Your assignment -
Across the entries below, tally every line that holds the word "dstat". Give only the tally.

Data provided -
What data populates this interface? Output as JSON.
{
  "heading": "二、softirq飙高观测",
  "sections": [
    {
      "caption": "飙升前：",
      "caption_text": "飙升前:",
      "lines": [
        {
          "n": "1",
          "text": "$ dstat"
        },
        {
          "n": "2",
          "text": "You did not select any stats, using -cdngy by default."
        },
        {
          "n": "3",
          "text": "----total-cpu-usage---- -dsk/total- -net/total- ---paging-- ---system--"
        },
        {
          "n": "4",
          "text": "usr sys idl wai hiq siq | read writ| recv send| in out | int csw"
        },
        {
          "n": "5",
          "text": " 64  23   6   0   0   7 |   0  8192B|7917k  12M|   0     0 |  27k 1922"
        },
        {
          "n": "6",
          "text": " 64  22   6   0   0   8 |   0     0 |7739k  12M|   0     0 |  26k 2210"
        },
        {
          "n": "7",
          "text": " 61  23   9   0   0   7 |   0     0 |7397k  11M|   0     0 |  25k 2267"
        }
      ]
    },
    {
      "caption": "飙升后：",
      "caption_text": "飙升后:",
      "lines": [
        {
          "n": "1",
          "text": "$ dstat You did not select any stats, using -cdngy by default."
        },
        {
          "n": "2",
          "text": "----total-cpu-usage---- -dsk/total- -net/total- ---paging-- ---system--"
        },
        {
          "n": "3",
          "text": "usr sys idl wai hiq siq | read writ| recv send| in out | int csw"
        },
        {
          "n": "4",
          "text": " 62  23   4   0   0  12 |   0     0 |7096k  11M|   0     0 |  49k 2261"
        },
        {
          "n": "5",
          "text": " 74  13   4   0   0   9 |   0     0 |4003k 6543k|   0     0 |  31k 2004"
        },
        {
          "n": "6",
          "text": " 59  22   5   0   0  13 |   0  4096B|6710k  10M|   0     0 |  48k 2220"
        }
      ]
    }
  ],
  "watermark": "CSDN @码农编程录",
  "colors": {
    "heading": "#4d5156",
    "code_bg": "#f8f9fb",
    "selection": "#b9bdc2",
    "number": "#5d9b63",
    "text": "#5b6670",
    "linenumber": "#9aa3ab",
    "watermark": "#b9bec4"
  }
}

Problem solution -
2